Procedural Skills and Resident Wellness

Topic 1 - Summary
1. Citation:

3 Papers were discussed: 

  • Resident Physician Wellness: A New Hope, Dennis C. Lefebvre, M.D., Ph.D.

  • Who Is Sicker: Patients—or Residents? Residents' Distress and the Care of Patients, Linda Hawes Clever, M.D.

  • How's Work? Daniel S. Schwartz, M.D.

2. Summary/Bottom Lines:
  • Resident burnout papers -  Authors address how residents’ distress affects patient care & home life. Burnout has been associated with workplace stress, workload, environment, time constraints, inadequate sleep, & inadequate leisure time. Studies revealed that compared with faculty & medical students, residents demonstrated higher burnout scores & were found to score significantly lower in measures of exercise, sleep, seatbelt use, & overall wellness.
    The demands & stress of residency training have been linked to depression & suicide. Residents demonstrated a higher prevalence of depression compared to the general population. Additionally, Burn-out residents were found to be more likely to commit medical errors & provide suboptimal care.
  • "How's Work?" Editorial -  Author addresses the difficulty that physicians sometimes encounter when posed with a common every day question from people not in the medical field. The most common response given is a vague one, which serves to spare any details & shield others from the realities & demands of a physician’s work life.
3. Methods:
  • No methods were discussed
4. Limits:
  • No limitations were discussed
5. Additional Info:
  •  Efforts undertaken to address this issue have focused mostly of duty hour limitations. These measures have failed to demonstrate measurable benefit to patients or residents. Furthermore, duty hour reform has been found to a have a negative impact on education, residents’ training, as well as patient care.
    Resident wellness programs on the other hand may offer a better solution. RWPs implemented in various residency programs have employed active & passive strategies such as a confidential environment for meetings, gym access, resident retreats, social outings, mentoring, & charitable donations. Initial data demonstrated positive results & hold much promise in counteracting burnout; however, more research is required to amplify & confirm these results.

 

6. Author: Dr. Nadia Bakor

 

Topic 2 - Summary
1. Citation:
  • Does End Tidal CO2 Monitoring During Emergency Department Procedural Sedation and Analgesia With Propofol Decrease the Incidence of Hypoxic Events? A Randomized, Controlled Trial. 
2. Summary/Bottom Lines:
  • Summary – Capnography identifies respiratory depression earlier than clinical observation and earlier than oxygen saturation changes.

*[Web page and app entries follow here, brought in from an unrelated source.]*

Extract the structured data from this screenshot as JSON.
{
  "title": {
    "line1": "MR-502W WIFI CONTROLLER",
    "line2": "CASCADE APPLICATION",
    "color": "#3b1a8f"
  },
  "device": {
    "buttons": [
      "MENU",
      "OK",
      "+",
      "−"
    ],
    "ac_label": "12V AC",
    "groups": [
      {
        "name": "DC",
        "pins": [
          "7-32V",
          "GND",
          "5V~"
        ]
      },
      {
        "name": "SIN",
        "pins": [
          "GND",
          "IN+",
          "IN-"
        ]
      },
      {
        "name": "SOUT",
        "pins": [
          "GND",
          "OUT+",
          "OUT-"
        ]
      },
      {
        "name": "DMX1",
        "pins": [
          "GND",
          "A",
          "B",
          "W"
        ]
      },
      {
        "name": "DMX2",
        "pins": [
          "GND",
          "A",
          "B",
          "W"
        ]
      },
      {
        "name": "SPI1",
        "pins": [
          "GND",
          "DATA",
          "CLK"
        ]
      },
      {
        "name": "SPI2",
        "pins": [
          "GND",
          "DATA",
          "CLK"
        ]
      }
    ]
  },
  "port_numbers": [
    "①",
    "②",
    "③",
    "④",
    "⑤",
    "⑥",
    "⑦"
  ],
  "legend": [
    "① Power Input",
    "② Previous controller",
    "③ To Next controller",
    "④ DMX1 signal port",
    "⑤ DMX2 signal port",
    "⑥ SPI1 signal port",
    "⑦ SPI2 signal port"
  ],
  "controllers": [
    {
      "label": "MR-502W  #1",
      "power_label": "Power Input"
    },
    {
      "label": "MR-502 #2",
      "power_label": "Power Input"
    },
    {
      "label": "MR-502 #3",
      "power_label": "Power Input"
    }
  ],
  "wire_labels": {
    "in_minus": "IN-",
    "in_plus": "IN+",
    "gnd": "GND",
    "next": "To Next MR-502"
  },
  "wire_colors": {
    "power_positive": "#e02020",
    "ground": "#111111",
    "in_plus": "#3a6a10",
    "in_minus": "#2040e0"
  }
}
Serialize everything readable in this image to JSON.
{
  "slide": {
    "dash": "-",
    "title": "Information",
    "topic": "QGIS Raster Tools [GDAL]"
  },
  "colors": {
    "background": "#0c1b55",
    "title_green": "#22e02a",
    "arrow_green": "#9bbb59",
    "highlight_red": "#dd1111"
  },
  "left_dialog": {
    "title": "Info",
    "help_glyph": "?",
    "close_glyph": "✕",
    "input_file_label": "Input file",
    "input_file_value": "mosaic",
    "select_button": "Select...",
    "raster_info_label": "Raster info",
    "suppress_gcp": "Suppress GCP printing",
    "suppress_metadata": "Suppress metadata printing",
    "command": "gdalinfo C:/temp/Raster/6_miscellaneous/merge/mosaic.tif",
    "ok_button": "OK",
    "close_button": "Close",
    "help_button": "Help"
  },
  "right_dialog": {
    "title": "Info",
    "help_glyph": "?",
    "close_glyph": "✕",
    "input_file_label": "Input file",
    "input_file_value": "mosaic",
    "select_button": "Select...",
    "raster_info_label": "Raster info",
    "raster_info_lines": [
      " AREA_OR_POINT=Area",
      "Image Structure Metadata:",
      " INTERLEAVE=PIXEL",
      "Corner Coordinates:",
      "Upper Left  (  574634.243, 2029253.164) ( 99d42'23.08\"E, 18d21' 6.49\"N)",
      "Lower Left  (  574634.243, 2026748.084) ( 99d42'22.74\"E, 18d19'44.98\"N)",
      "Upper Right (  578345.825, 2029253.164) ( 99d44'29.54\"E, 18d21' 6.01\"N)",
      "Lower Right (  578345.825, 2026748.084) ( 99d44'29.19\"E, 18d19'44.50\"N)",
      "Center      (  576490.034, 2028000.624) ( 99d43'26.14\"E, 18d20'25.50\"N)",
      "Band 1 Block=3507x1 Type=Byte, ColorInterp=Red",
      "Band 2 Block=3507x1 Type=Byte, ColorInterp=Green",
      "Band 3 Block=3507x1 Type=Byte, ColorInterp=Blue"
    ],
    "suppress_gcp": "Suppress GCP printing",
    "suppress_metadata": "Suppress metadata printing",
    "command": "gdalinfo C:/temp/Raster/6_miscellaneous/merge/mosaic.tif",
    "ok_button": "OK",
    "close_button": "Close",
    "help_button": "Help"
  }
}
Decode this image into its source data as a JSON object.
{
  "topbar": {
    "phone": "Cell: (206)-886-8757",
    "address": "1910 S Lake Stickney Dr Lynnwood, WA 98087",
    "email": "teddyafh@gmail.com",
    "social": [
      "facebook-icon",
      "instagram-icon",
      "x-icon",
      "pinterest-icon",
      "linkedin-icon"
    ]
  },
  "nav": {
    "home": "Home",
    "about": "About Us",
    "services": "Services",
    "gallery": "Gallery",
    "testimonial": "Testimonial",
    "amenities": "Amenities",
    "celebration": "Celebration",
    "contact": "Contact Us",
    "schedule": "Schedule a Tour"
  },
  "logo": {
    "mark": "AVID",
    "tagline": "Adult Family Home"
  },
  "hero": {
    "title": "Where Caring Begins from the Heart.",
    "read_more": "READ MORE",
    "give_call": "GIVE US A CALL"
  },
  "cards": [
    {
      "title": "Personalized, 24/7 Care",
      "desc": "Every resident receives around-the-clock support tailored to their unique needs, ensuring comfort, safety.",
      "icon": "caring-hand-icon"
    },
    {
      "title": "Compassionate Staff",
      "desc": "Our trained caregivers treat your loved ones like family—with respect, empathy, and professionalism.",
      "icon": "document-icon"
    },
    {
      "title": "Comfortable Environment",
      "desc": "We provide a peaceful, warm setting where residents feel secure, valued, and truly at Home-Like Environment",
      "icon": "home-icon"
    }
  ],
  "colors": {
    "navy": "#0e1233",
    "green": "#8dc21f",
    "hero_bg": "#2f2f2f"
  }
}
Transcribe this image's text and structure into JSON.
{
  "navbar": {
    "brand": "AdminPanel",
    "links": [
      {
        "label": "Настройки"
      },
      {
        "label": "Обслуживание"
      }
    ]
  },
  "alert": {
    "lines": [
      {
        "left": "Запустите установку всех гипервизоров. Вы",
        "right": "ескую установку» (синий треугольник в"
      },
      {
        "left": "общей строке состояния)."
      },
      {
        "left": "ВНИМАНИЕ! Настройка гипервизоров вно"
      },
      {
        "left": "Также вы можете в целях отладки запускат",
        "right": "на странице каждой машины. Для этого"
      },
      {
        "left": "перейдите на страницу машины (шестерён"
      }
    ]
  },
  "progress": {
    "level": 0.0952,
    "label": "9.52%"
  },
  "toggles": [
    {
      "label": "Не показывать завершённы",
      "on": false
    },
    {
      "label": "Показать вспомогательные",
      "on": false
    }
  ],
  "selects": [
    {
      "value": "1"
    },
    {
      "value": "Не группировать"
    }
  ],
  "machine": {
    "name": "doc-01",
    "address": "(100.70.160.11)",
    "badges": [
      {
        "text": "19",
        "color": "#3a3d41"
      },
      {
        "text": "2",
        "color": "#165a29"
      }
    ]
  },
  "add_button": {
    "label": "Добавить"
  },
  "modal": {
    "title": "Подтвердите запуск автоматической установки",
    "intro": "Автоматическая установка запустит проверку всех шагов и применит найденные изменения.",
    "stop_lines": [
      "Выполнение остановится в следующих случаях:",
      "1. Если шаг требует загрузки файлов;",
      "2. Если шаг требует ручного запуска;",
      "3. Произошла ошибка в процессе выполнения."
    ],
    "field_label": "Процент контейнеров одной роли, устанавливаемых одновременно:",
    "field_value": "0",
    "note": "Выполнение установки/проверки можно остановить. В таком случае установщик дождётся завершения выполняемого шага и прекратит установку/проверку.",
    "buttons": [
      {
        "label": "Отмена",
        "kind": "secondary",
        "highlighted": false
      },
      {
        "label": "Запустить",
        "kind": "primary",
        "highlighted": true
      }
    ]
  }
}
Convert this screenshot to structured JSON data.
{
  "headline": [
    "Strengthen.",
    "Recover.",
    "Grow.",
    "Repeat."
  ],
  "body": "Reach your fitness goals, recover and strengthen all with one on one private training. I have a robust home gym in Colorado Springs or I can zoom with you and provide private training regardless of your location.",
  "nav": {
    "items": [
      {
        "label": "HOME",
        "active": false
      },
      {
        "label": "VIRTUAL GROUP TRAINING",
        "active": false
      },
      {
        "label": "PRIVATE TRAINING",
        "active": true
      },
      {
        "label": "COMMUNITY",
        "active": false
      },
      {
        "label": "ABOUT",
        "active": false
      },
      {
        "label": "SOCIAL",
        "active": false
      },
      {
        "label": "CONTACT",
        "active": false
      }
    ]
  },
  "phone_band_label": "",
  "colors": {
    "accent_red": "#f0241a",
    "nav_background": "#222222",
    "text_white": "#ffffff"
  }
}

The purpose of this study was to evaluate if capnography monitoring could decrease the incidence of hypoxia in procedural sedation with propofol. This study reduced hypoxia by 17%, increased early intervention to prevent progression to hypoxia and identified in advance all cases of hypoxia prior to onset.
3. Methods:
  • Methods – Patients were enrolled in consecutive fashion, were excluded if they had significant comorbidities which would affect oxygenation at baseline. The patients were randomized to a group where capnography was available to treating physicians and a group where capnography was recorded but the treating physicians were blinded. All patients received standard doses of pain meds and of propofol. All patients were monitored with standard equipment. Data was collected by research associates and physicians who were not involved in patient care. Prior to study blinding being broken the data was analyzed by 3 investigators and criteria for hypoxia was defined a priori. Patients were excluded if there was significant data loss.
4. Limits:
  • Limitations –  The main limitation was that the observed rate of hypoxia was high (32.5%).  This is likely due to SpO2 threshold for hypoxia being set at 93%.  The value for respiratory depression was also set at a level such to make the definition highly sensitive.  Obviously the study makers did so they could claim to identify “in advance all cases of hypoxia”.   The study refers other limitations but then spends more time refuting those limitations than actually candidly discussing their significance. 
5. Additional Info:
  • Additional information – While all agreed that this is a useful tool and we should learn how to use it, the point was made that authors of this study chose a low threshold or high number to identify hypoxia (<93%). Therefore they were categorizing more patients as becoming hypoxic and this made it easier to show difference because it made the patients at higher risk of having an outcome which they were interested in reducing. These “hypoxic events” of less than <93% may not have any clinical significance. However since identifying respiratory depression earlier rather than later is of benefit especially in those patients who have significant comorbidities, it was generally concluded that this is something we should be aware of and try to use. However it is important to note that they excluded some of these most high risk patients from the study.
6. Author: Dr. Stephen Howard